Astrocytic tumors
Pilocytic astrocytoma I
Pleomorphic xanthoastrocytoma I, II
Subependymal giant cell astrocytoma I
Desmoplastic infantile astrocytoma I
Diffuse astrocytoma II
Anaplastic astrocytoma III
Glioblastoma multiforme IV
Gliosarcoma IV
Oligodendroglial tumors
Oligodendroglioma II
Anaplastic oligodendroglioma III
Mixed astrocytic and oligodendroglial tumors
Oligoastrocytoma II
Anaplastic oligoastrocytomas III
Ependymal tumors
Subependymoma I
Myxopapillary ependymoma I
Ependymoma II
Anaplastic ependymoma III
Choroid plexus tumors
Choroid plexus papilloma I
Choroid plexus carcinoma IV
Neuronal and mixed neuronal-glial tumors

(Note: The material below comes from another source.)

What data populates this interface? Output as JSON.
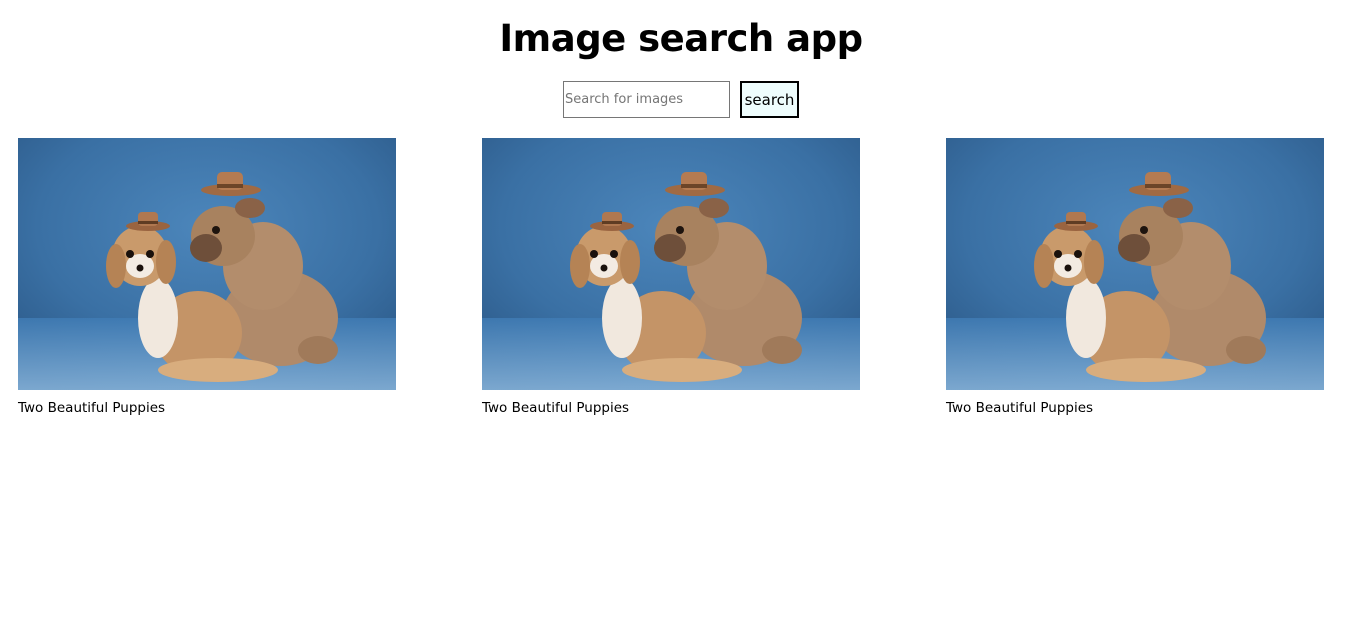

Gangliocytoma I
Ganglioglioma I, II
Desmoplastic infantile ganglioglioma I
Dysembryoplastic neuroepithelial tumor I
Central neurocytoma I
Pineal parenchymal tumors
Pineocytoma I
Pineoblastoma IV
Embryonal tumors
Primitive neuroectodermal tumors IV
Medulloblastoma IV
Meningeal tumors
Meningioma I
Atypical meningioma II
Anaplastic meningioma III
Melanocytic tumor of the meninges
Tumors of vascular origin
Cavernous angioma
Germ cell tumors
Embryonal carcinoma
Yolk sac tumor (endodermal sinus tumor)
Tumors of the sellar region
Pituitary adenoma
Pituitary carcinoma
Primary central nervous system lymphomas
Peripheral nerve sheath tumors
Vestibular schwannoma
Trigeminal schwannoma
Facial nerve schwannoma